Stored records:

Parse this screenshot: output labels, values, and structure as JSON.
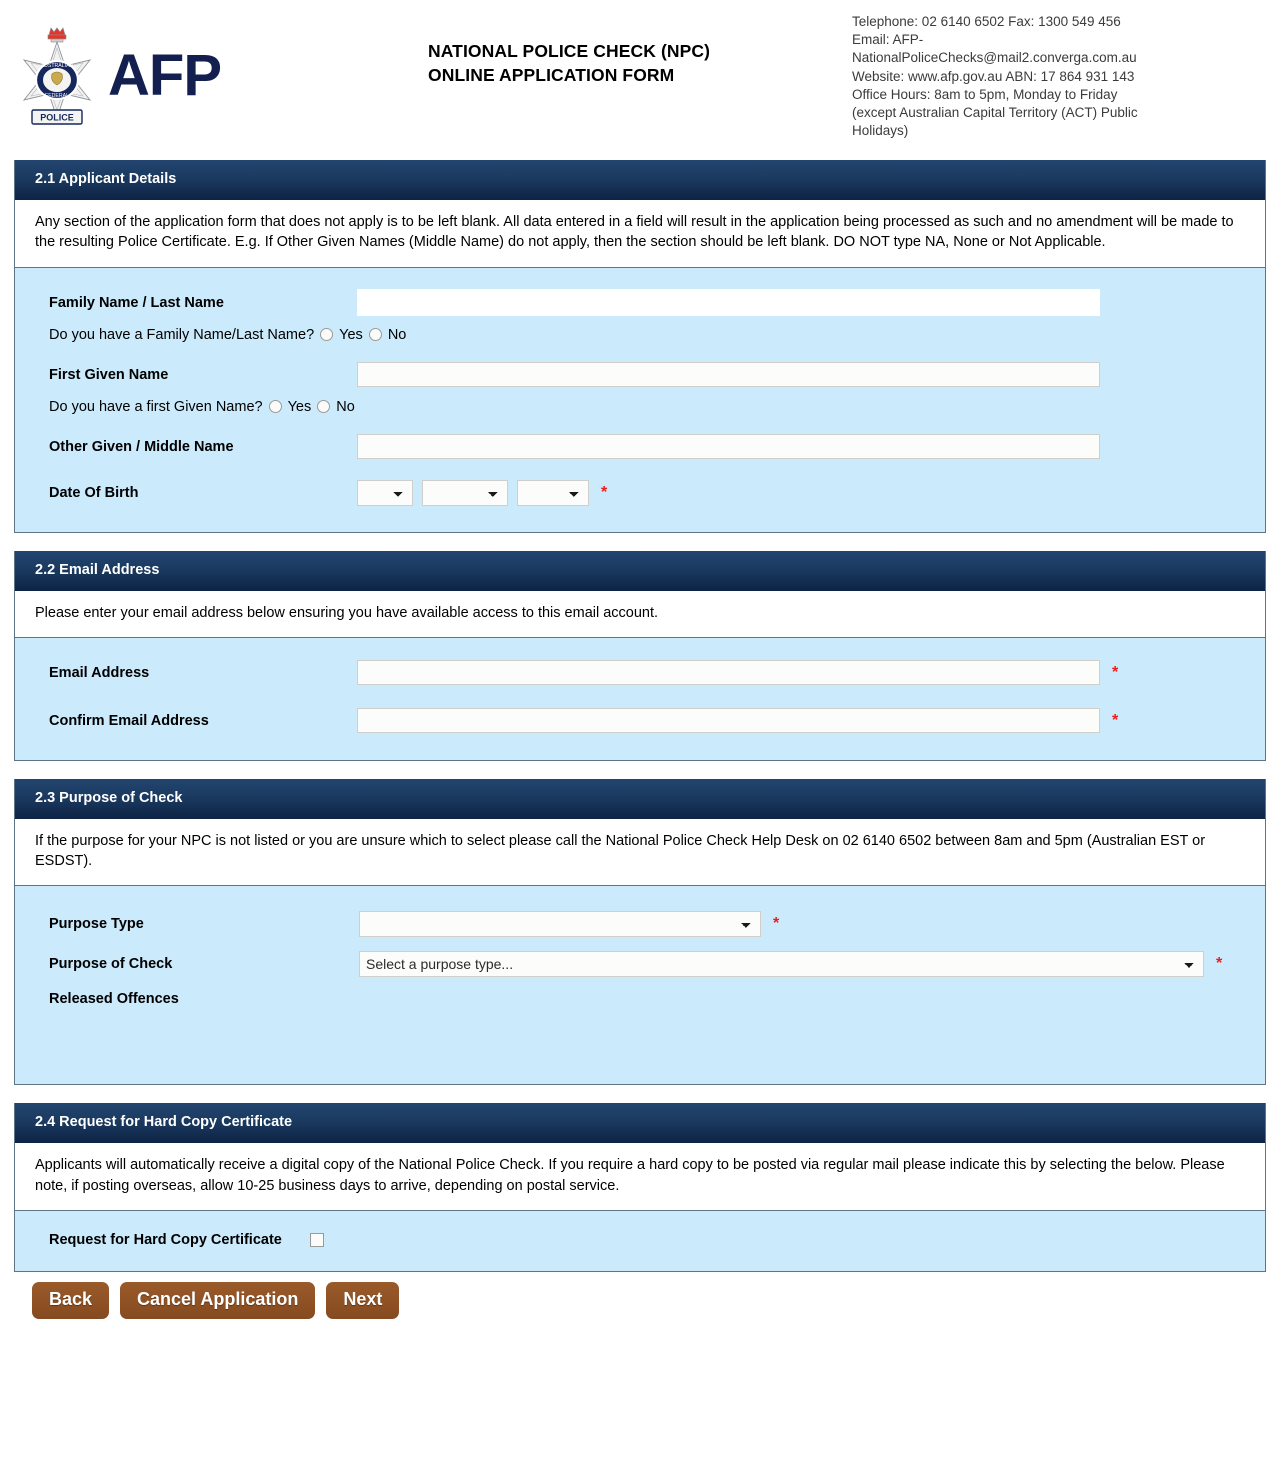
{
  "header": {
    "logo_text": "AFP",
    "logo_icon": "afp-crest-icon",
    "form_title_line1": "NATIONAL POLICE CHECK (NPC)",
    "form_title_line2": "ONLINE APPLICATION FORM",
    "contact": {
      "line1": "Telephone: 02 6140 6502  Fax: 1300 549 456",
      "line2": "Email: AFP-",
      "line3": "NationalPoliceChecks@mail2.converga.com.au",
      "line4": "Website: www.afp.gov.au    ABN: 17 864 931 143",
      "line5": "Office Hours: 8am to 5pm, Monday to Friday",
      "line6": "(except Australian Capital Territory (ACT) Public",
      "line7": "Holidays)"
    }
  },
  "colors": {
    "section_header_bg": "#12355f",
    "section_body_bg": "#cbeafc",
    "required_asterisk": "#ef1c1c",
    "button_bg": "#8a4f23",
    "logo_navy": "#13204f"
  },
  "section_applicant": {
    "title": "2.1 Applicant Details",
    "note": "Any section of the application form that does not apply is to be left blank. All data entered in a field will result in the application being processed as such and no amendment will be made to the resulting Police Certificate. E.g. If Other Given Names (Middle Name) do not apply, then the section should be left blank. DO NOT type NA, None or Not Applicable.",
    "fields": {
      "family_name_label": "Family Name / Last Name",
      "family_name_value": "",
      "family_name_question": "Do you have a Family Name/Last Name?",
      "family_name_yes": "Yes",
      "family_name_no": "No",
      "first_given_name_label": "First Given Name",
      "first_given_name_value": "",
      "first_given_name_question": "Do you have a first Given Name?",
      "first_given_name_yes": "Yes",
      "first_given_name_no": "No",
      "other_given_name_label": "Other Given / Middle Name",
      "other_given_name_value": "",
      "dob_label": "Date Of Birth",
      "dob_day_value": "",
      "dob_month_value": "",
      "dob_year_value": "",
      "dob_required": "*"
    }
  },
  "section_email": {
    "title": "2.2 Email Address",
    "note": "Please enter your email address below ensuring you have available access to this email account.",
    "fields": {
      "email_label": "Email Address",
      "email_value": "",
      "email_required": "*",
      "confirm_email_label": "Confirm Email Address",
      "confirm_email_value": "",
      "confirm_email_required": "*"
    }
  },
  "section_purpose": {
    "title": "2.3 Purpose of Check",
    "note": "If the purpose for your NPC is not listed or you are unsure which to select please call the National Police Check Help Desk on 02 6140 6502 between 8am and 5pm (Australian EST or ESDST).",
    "fields": {
      "purpose_type_label": "Purpose Type",
      "purpose_type_value": "",
      "purpose_type_required": "*",
      "purpose_of_check_label": "Purpose of Check",
      "purpose_of_check_value": "Select a purpose type...",
      "purpose_of_check_required": "*",
      "released_offences_label": "Released Offences"
    }
  },
  "section_hardcopy": {
    "title": "2.4 Request for Hard Copy Certificate",
    "note": "Applicants will automatically receive a digital copy of the National Police Check. If you require a hard copy to be posted via regular mail please indicate this by selecting the below. Please note, if posting overseas, allow 10-25 business days to arrive, depending on postal service.",
    "fields": {
      "hardcopy_label": "Request for Hard Copy Certificate",
      "hardcopy_checked": false
    }
  },
  "buttons": {
    "back": "Back",
    "cancel": "Cancel Application",
    "next": "Next"
  }
}
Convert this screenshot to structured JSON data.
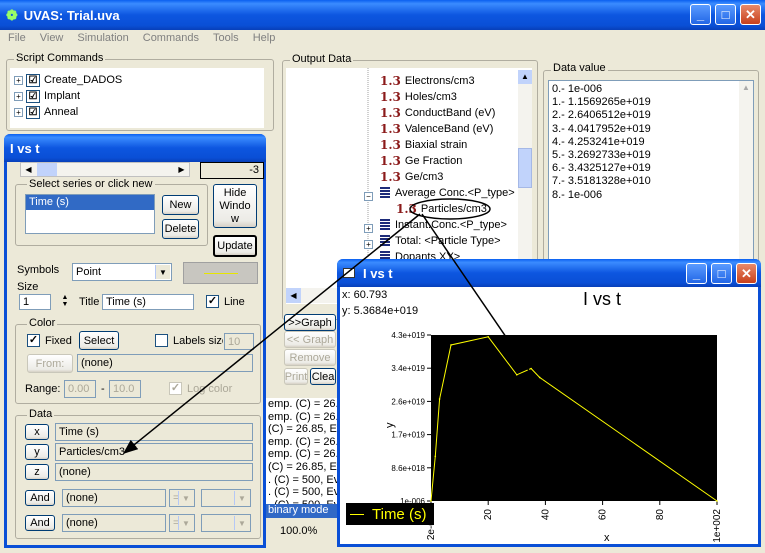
{
  "main": {
    "title": "UVAS: Trial.uva",
    "menu": [
      "File",
      "View",
      "Simulation",
      "Commands",
      "Tools",
      "Help"
    ]
  },
  "script_commands": {
    "label": "Script Commands",
    "items": [
      "Create_DADOS",
      "Implant",
      "Anneal"
    ]
  },
  "output_data": {
    "label": "Output Data",
    "items": [
      {
        "type": "r13",
        "label": "Electrons/cm3"
      },
      {
        "type": "r13",
        "label": "Holes/cm3"
      },
      {
        "type": "r13",
        "label": "ConductBand (eV)"
      },
      {
        "type": "r13",
        "label": "ValenceBand (eV)"
      },
      {
        "type": "r13",
        "label": "Biaxial strain"
      },
      {
        "type": "r13",
        "label": "Ge Fraction"
      },
      {
        "type": "r13",
        "label": "Ge/cm3"
      },
      {
        "type": "list",
        "label": "Average Conc.<P_type>"
      },
      {
        "type": "r13",
        "label": "Particles/cm3"
      },
      {
        "type": "list",
        "label": "Instant.Conc.<P_type>"
      },
      {
        "type": "list",
        "label": "Total: <Particle Type>"
      },
      {
        "type": "list",
        "label": "Dopants XY>"
      }
    ],
    "graph_buttons": [
      ">>Graph",
      "<< Graph",
      "Remove",
      "Print",
      "Clea"
    ]
  },
  "data_value": {
    "label": "Data value",
    "items": [
      "0.- 1e-006",
      "1.- 1.1569265e+019",
      "2.- 2.6406512e+019",
      "3.- 4.0417952e+019",
      "4.- 4.253241e+019",
      "5.- 3.2692733e+019",
      "6.- 3.4325127e+019",
      "7.- 3.5181328e+010",
      "8.- 1e-006"
    ]
  },
  "log_lines": [
    "emp. (C) = 26.8",
    "emp. (C) = 26.8",
    "(C) = 26.85, Ev",
    "emp. (C) = 26.8",
    "emp. (C) = 26.8",
    "(C) = 26.85, Ev",
    ". (C) = 500, Ev",
    ". (C) = 500, Ev",
    ". (C) = 500, Ev"
  ],
  "status": {
    "mode": "binary mode",
    "zoom": "100.0%"
  },
  "series_dialog": {
    "title": "I vs t",
    "scroll_value": "-3",
    "select_label": "Select series or click new",
    "series": [
      "Time (s)"
    ],
    "new_btn": "New",
    "delete_btn": "Delete",
    "hide_btn": "Hide Windo w",
    "update_btn": "Update",
    "symbols_label": "Symbols",
    "symbol_value": "Point",
    "size_label": "Size",
    "size_value": "1",
    "title_label": "Title",
    "title_value": "Time (s)",
    "line_label": "Line",
    "color_label": "Color",
    "fixed_label": "Fixed",
    "select_btn": "Select",
    "labels_size_label": "Labels size",
    "labels_size_value": "10",
    "from_btn": "From:",
    "from_value": "(none)",
    "range_label": "Range:",
    "range_min": "0.00",
    "range_sep": "-",
    "range_max": "10.0",
    "log_color_label": "Log color",
    "data_label": "Data",
    "x_btn": "x",
    "x_value": "Time (s)",
    "y_btn": "y",
    "y_value": "Particles/cm3",
    "z_btn": "z",
    "z_value": "(none)",
    "and_btn": "And",
    "and1_value": "(none)",
    "and1_op": "=",
    "and2_value": "(none)",
    "and2_op": "="
  },
  "plot_window": {
    "title": "I vs t",
    "readout_x": "x: 60.793",
    "readout_y": "y: 5.3684e+019",
    "legend_label": "Time (s)"
  },
  "chart_data": {
    "type": "line",
    "title": "I vs t",
    "xlabel": "x",
    "ylabel": "y",
    "x_ticks": [
      "2e-008",
      "20",
      "40",
      "60",
      "80",
      "1e+002"
    ],
    "y_ticks": [
      "1e-006",
      "8.6e+018",
      "1.7e+019",
      "2.6e+019",
      "3.4e+019",
      "4.3e+019"
    ],
    "xlim": [
      0,
      100
    ],
    "ylim": [
      0,
      4.3e+19
    ],
    "grid": false,
    "series": [
      {
        "name": "Time (s)",
        "color": "#ffff00",
        "x": [
          0,
          1.5,
          3,
          7,
          20,
          30,
          35,
          38,
          100
        ],
        "y": [
          1e-06,
          1.1569265e+19,
          2.6406512e+19,
          4.0417952e+19,
          4.253241e+19,
          3.2692733e+19,
          3.4325127e+19,
          3.2e+19,
          1e-06
        ]
      }
    ]
  },
  "colors": {
    "xp_blue": "#0a4fd6",
    "plot_bg": "#000000",
    "series": "#ffff00",
    "r13": "#8b1a1a"
  }
}
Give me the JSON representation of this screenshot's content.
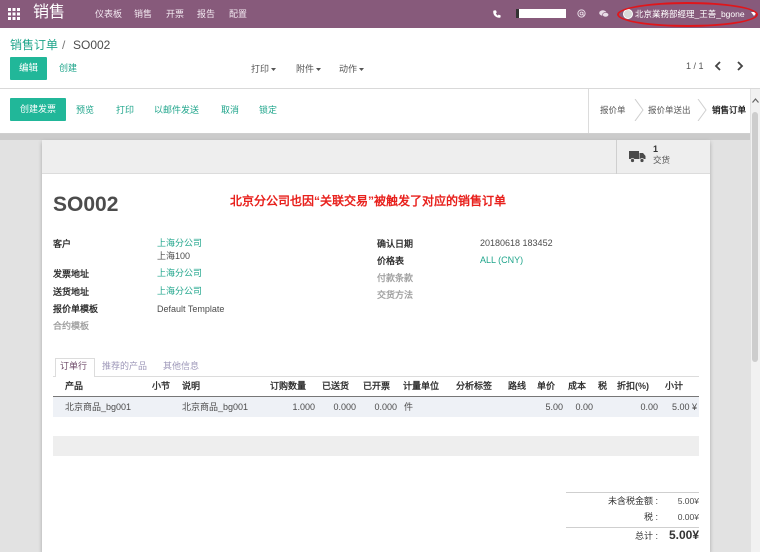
{
  "colors": {
    "navbar": "#875A7B",
    "primary_button": "#21B799",
    "link": "#1FA58B",
    "annotation": "#E8211D",
    "highlight_ring": "#E0161B"
  },
  "navbar": {
    "app_title": "销售",
    "menu": [
      "仪表板",
      "销售",
      "开票",
      "报告",
      "配置"
    ],
    "user_name": "北京業務部經理_王善_bgone",
    "icons": [
      "apps-grid-icon",
      "phone-icon",
      "mention-at-icon",
      "chat-icon",
      "avatar",
      "caret-down-icon"
    ]
  },
  "breadcrumb": {
    "parent": "销售订单",
    "separator": "/",
    "current": "SO002"
  },
  "control_panel": {
    "edit_label": "编辑",
    "create_label": "创建",
    "dropdowns": [
      "打印",
      "附件",
      "动作"
    ],
    "pager": "1 / 1",
    "icons": [
      "caret-down-icon",
      "chevron-left-icon",
      "chevron-right-icon"
    ]
  },
  "statusbar": {
    "primary_button": "创建发票",
    "links": [
      "预览",
      "打印",
      "以邮件发送",
      "取消",
      "锁定"
    ],
    "states": [
      {
        "label": "报价单",
        "active": false
      },
      {
        "label": "报价单送出",
        "active": false
      },
      {
        "label": "销售订单",
        "active": true
      }
    ]
  },
  "button_box": {
    "delivery_count": "1",
    "delivery_label": "交货",
    "icon": "truck-icon"
  },
  "sheet": {
    "title": "SO002",
    "annotation": "北京分公司也因“关联交易”被触发了对应的销售订单",
    "left": {
      "customer_label": "客户",
      "customer_name": "上海分公司",
      "customer_address": "上海100",
      "invoice_address_label": "发票地址",
      "invoice_address": "上海分公司",
      "delivery_address_label": "送货地址",
      "delivery_address": "上海分公司",
      "quote_template_label": "报价单模板",
      "quote_template": "Default Template",
      "contract_template_label": "合约模板"
    },
    "right": {
      "confirmation_date_label": "确认日期",
      "confirmation_date": "20180618 183452",
      "pricelist_label": "价格表",
      "pricelist": "ALL (CNY)",
      "payment_terms_label": "付款条款",
      "delivery_method_label": "交货方法"
    }
  },
  "tabs": [
    {
      "label": "订单行",
      "active": true
    },
    {
      "label": "推荐的产品",
      "active": false
    },
    {
      "label": "其他信息",
      "active": false
    }
  ],
  "order_lines": {
    "columns": [
      "产品",
      "小节",
      "说明",
      "订购数量",
      "已送货",
      "已开票",
      "计量单位",
      "分析标签",
      "路线",
      "单价",
      "成本",
      "税",
      "折扣(%)",
      "小计"
    ],
    "rows": [
      {
        "product": "北京商品_bg001",
        "description": "北京商品_bg001",
        "qty": "1.000",
        "delivered": "0.000",
        "invoiced": "0.000",
        "uom": "件",
        "price_unit": "5.00",
        "cost": "0.00",
        "discount": "0.00",
        "subtotal": "5.00 ¥"
      }
    ]
  },
  "totals": {
    "untaxed_label": "未含税金额 :",
    "untaxed": "5.00¥",
    "tax_label": "税 :",
    "tax": "0.00¥",
    "total_label": "总计 :",
    "total": "5.00¥"
  }
}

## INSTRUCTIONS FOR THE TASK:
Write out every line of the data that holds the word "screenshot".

## EXPECTED ANSWER:
Parse this screenshot: output labels, values, and structure as JSON.
Convert this screenshot to structured JSON data.
Give me the JSON representation of this screenshot's content.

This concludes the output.